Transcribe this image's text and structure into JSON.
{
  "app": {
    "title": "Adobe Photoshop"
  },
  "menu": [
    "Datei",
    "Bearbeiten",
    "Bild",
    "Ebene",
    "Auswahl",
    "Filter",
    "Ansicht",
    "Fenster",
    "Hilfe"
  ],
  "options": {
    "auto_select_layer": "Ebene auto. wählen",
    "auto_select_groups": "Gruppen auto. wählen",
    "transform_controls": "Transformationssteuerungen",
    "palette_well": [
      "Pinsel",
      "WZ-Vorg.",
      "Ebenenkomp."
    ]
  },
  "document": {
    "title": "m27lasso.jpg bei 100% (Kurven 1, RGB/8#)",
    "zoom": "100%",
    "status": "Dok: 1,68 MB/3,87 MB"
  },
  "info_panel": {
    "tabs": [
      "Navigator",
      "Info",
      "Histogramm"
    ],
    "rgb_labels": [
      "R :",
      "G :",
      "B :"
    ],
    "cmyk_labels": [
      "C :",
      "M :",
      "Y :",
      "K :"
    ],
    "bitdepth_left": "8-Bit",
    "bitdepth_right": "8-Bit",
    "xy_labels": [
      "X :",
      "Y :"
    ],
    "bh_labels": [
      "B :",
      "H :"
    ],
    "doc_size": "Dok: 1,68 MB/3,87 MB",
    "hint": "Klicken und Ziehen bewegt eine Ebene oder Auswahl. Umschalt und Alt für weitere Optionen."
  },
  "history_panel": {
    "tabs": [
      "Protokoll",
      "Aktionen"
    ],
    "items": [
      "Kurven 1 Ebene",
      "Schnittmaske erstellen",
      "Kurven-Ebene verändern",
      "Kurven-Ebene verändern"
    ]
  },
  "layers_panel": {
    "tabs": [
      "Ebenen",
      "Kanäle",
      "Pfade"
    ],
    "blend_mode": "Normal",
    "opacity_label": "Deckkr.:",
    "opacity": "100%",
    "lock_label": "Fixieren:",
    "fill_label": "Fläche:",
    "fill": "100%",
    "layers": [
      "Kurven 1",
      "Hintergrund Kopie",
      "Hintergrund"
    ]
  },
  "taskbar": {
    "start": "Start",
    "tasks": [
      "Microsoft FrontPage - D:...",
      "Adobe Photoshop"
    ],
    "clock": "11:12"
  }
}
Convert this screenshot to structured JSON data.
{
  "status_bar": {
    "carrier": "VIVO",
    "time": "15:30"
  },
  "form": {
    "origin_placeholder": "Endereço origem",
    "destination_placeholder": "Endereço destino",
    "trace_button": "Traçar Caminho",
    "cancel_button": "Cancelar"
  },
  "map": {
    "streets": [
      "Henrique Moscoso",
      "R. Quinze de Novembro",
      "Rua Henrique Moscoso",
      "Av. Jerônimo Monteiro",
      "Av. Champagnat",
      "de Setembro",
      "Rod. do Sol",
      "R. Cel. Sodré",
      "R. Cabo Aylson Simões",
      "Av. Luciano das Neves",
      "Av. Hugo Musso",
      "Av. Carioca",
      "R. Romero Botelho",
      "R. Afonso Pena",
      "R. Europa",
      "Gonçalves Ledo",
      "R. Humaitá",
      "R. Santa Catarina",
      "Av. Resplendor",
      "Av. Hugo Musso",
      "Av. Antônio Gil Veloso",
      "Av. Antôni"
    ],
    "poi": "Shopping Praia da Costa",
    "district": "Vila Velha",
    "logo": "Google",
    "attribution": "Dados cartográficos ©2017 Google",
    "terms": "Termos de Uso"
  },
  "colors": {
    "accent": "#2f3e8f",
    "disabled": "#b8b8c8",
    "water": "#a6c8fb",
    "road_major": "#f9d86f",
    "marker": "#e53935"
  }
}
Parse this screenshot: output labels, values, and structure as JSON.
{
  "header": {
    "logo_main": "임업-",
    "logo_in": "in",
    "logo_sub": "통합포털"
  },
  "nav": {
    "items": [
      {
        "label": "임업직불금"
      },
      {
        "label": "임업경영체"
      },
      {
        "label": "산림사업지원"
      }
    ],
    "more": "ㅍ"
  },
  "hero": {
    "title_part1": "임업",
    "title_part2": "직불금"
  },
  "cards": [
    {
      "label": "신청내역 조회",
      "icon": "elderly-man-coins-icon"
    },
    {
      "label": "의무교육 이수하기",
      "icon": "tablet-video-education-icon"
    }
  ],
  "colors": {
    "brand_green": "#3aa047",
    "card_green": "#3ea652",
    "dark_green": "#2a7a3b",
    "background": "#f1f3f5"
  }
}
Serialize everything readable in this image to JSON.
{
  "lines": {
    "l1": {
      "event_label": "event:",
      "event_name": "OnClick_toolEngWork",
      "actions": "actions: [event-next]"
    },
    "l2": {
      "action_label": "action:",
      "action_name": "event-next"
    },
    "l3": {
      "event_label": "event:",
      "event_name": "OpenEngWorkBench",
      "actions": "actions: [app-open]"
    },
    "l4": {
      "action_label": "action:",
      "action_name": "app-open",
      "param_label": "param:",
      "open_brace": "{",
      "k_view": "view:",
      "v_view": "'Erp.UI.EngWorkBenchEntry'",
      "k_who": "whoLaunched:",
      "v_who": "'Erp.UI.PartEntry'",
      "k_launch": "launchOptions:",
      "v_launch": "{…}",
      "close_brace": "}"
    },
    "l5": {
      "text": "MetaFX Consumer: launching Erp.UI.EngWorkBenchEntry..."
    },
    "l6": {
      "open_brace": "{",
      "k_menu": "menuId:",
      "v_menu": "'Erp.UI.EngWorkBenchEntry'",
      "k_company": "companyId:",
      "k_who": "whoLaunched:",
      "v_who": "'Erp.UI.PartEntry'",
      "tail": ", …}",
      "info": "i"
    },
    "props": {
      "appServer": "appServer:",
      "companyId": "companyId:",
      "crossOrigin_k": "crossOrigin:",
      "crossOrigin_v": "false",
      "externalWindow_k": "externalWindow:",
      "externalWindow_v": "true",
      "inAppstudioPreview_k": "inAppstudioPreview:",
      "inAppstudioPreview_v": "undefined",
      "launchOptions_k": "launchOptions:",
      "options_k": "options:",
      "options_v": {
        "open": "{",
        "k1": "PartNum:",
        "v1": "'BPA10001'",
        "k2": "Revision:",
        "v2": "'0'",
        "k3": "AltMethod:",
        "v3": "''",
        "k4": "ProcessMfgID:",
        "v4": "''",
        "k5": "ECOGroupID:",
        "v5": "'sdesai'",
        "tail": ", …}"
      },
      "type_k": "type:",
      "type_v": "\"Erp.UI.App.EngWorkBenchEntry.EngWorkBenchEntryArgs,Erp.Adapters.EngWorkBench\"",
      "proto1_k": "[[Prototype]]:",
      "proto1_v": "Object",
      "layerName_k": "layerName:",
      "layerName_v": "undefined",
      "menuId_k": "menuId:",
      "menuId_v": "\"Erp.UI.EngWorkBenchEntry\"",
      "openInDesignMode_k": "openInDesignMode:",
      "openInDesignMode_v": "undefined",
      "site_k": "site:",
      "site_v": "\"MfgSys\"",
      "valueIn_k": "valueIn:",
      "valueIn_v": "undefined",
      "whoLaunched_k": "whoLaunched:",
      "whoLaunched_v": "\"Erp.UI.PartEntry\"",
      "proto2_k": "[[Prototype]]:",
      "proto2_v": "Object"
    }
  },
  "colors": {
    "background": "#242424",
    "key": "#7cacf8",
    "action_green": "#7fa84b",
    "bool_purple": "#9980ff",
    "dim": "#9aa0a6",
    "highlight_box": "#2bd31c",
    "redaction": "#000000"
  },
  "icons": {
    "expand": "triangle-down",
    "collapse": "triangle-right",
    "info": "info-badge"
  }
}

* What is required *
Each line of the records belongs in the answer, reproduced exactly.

* Expected answer *
Transcribe this image's text and structure into JSON.
{
  "app": {
    "title": "Adobe Photoshop"
  },
  "menu": [
    "Datei",
    "Bearbeiten",
    "Bild",
    "Ebene",
    "Auswahl",
    "Filter",
    "Ansicht",
    "Fenster",
    "Hilfe"
  ],
  "options": {
    "auto_select_layer": "Ebene auto. wählen",
    "auto_select_groups": "Gruppen auto. wählen",
    "transform_controls": "Transformationssteuerungen",
    "palette_well": [
      "Pinsel",
      "WZ-Vorg.",
      "Ebenenkomp."
    ]
  },
  "document": {
    "title": "m27lasso.jpg bei 100% (Kurven 1, RGB/8#)",
    "zoom": "100%",
    "status": "Dok: 1,68 MB/3,87 MB"
  },
  "info_panel": {
    "tabs": [
      "Navigator",
      "Info",
      "Histogramm"
    ],
    "rgb_labels": [
      "R :",
      "G :",
      "B :"
    ],
    "cmyk_labels": [
      "C :",
      "M :",
      "Y :",
      "K :"
    ],
    "bitdepth_left": "8-Bit",
    "bitdepth_right": "8-Bit",
    "xy_labels": [
      "X :",
      "Y :"
    ],
    "bh_labels": [
      "B :",
      "H :"
    ],
    "doc_size": "Dok: 1,68 MB/3,87 MB",
    "hint": "Klicken und Ziehen bewegt eine Ebene oder Auswahl. Umschalt und Alt für weitere Optionen."
  },
  "history_panel": {
    "tabs": [
      "Protokoll",
      "Aktionen"
    ],
    "items": [
      "Kurven 1 Ebene",
      "Schnittmaske erstellen",
      "Kurven-Ebene verändern",
      "Kurven-Ebene verändern"
    ]
  },
  "layers_panel": {
    "tabs": [
      "Ebenen",
      "Kanäle",
      "Pfade"
    ],
    "blend_mode": "Normal",
    "opacity_label": "Deckkr.:",
    "opacity": "100%",
    "lock_label": "Fixieren:",
    "fill_label": "Fläche:",
    "fill": "100%",
    "layers": [
      "Kurven 1",
      "Hintergrund Kopie",
      "Hintergrund"
    ]
  },
  "taskbar": {
    "start": "Start",
    "tasks": [
      "Microsoft FrontPage - D:...",
      "Adobe Photoshop"
    ],
    "clock": "11:12"
  }
}
Convert this screenshot to structured JSON data.
{
  "status_bar": {
    "carrier": "VIVO",
    "time": "15:30"
  },
  "form": {
    "origin_placeholder": "Endereço origem",
    "destination_placeholder": "Endereço destino",
    "trace_button": "Traçar Caminho",
    "cancel_button": "Cancelar"
  },
  "map": {
    "streets": [
      "Henrique Moscoso",
      "R. Quinze de Novembro",
      "Rua Henrique Moscoso",
      "Av. Jerônimo Monteiro",
      "Av. Champagnat",
      "de Setembro",
      "Rod. do Sol",
      "R. Cel. Sodré",
      "R. Cabo Aylson Simões",
      "Av. Luciano das Neves",
      "Av. Hugo Musso",
      "Av. Carioca",
      "R. Romero Botelho",
      "R. Afonso Pena",
      "R. Europa",
      "Gonçalves Ledo",
      "R. Humaitá",
      "R. Santa Catarina",
      "Av. Resplendor",
      "Av. Hugo Musso",
      "Av. Antônio Gil Veloso",
      "Av. Antôni"
    ],
    "poi": "Shopping Praia da Costa",
    "district": "Vila Velha",
    "logo": "Google",
    "attribution": "Dados cartográficos ©2017 Google",
    "terms": "Termos de Uso"
  },
  "colors": {
    "accent": "#2f3e8f",
    "disabled": "#b8b8c8",
    "water": "#a6c8fb",
    "road_major": "#f9d86f",
    "marker": "#e53935"
  }
}
Parse this screenshot: output labels, values, and structure as JSON.
{
  "header": {
    "logo_main": "임업-",
    "logo_in": "in",
    "logo_sub": "통합포털"
  },
  "nav": {
    "items": [
      {
        "label": "임업직불금"
      },
      {
        "label": "임업경영체"
      },
      {
        "label": "산림사업지원"
      }
    ],
    "more": "ㅍ"
  },
  "hero": {
    "title_part1": "임업",
    "title_part2": "직불금"
  },
  "cards": [
    {
      "label": "신청내역 조회",
      "icon": "elderly-man-coins-icon"
    },
    {
      "label": "의무교육 이수하기",
      "icon": "tablet-video-education-icon"
    }
  ],
  "colors": {
    "brand_green": "#3aa047",
    "card_green": "#3ea652",
    "dark_green": "#2a7a3b",
    "background": "#f1f3f5"
  }
}
Serialize everything readable in this image to JSON.
{
  "lines": {
    "l1": {
      "event_label": "event:",
      "event_name": "OnClick_toolEngWork",
      "actions": "actions: [event-next]"
    },
    "l2": {
      "action_label": "action:",
      "action_name": "event-next"
    },
    "l3": {
      "event_label": "event:",
      "event_name": "OpenEngWorkBench",
      "actions": "actions: [app-open]"
    },
    "l4": {
      "action_label": "action:",
      "action_name": "app-open",
      "param_label": "param:",
      "open_brace": "{",
      "k_view": "view:",
      "v_view": "'Erp.UI.EngWorkBenchEntry'",
      "k_who": "whoLaunched:",
      "v_who": "'Erp.UI.PartEntry'",
      "k_launch": "launchOptions:",
      "v_launch": "{…}",
      "close_brace": "}"
    },
    "l5": {
      "text": "MetaFX Consumer: launching Erp.UI.EngWorkBenchEntry..."
    },
    "l6": {
      "open_brace": "{",
      "k_menu": "menuId:",
      "v_menu": "'Erp.UI.EngWorkBenchEntry'",
      "k_company": "companyId:",
      "k_who": "whoLaunched:",
      "v_who": "'Erp.UI.PartEntry'",
      "tail": ", …}",
      "info": "i"
    },
    "props": {
      "appServer": "appServer:",
      "companyId": "companyId:",
      "crossOrigin_k": "crossOrigin:",
      "crossOrigin_v": "false",
      "externalWindow_k": "externalWindow:",
      "externalWindow_v": "true",
      "inAppstudioPreview_k": "inAppstudioPreview:",
      "inAppstudioPreview_v": "undefined",
      "launchOptions_k": "launchOptions:",
      "options_k": "options:",
      "options_v": {
        "open": "{",
        "k1": "PartNum:",
        "v1": "'BPA10001'",
        "k2": "Revision:",
        "v2": "'0'",
        "k3": "AltMethod:",
        "v3": "''",
        "k4": "ProcessMfgID:",
        "v4": "''",
        "k5": "ECOGroupID:",
        "v5": "'sdesai'",
        "tail": ", …}"
      },
      "type_k": "type:",
      "type_v": "\"Erp.UI.App.EngWorkBenchEntry.EngWorkBenchEntryArgs,Erp.Adapters.EngWorkBench\"",
      "proto1_k": "[[Prototype]]:",
      "proto1_v": "Object",
      "layerName_k": "layerName:",
      "layerName_v": "undefined",
      "menuId_k": "menuId:",
      "menuId_v": "\"Erp.UI.EngWorkBenchEntry\"",
      "openInDesignMode_k": "openInDesignMode:",
      "openInDesignMode_v": "undefined",
      "site_k": "site:",
      "site_v": "\"MfgSys\"",
      "valueIn_k": "valueIn:",
      "valueIn_v": "undefined",
      "whoLaunched_k": "whoLaunched:",
      "whoLaunched_v": "\"Erp.UI.PartEntry\"",
      "proto2_k": "[[Prototype]]:",
      "proto2_v": "Object"
    }
  },
  "colors": {
    "background": "#242424",
    "key": "#7cacf8",
    "action_green": "#7fa84b",
    "bool_purple": "#9980ff",
    "dim": "#9aa0a6",
    "highlight_box": "#2bd31c",
    "redaction": "#000000"
  },
  "icons": {
    "expand": "triangle-down",
    "collapse": "triangle-right",
    "info": "info-badge"
  }
}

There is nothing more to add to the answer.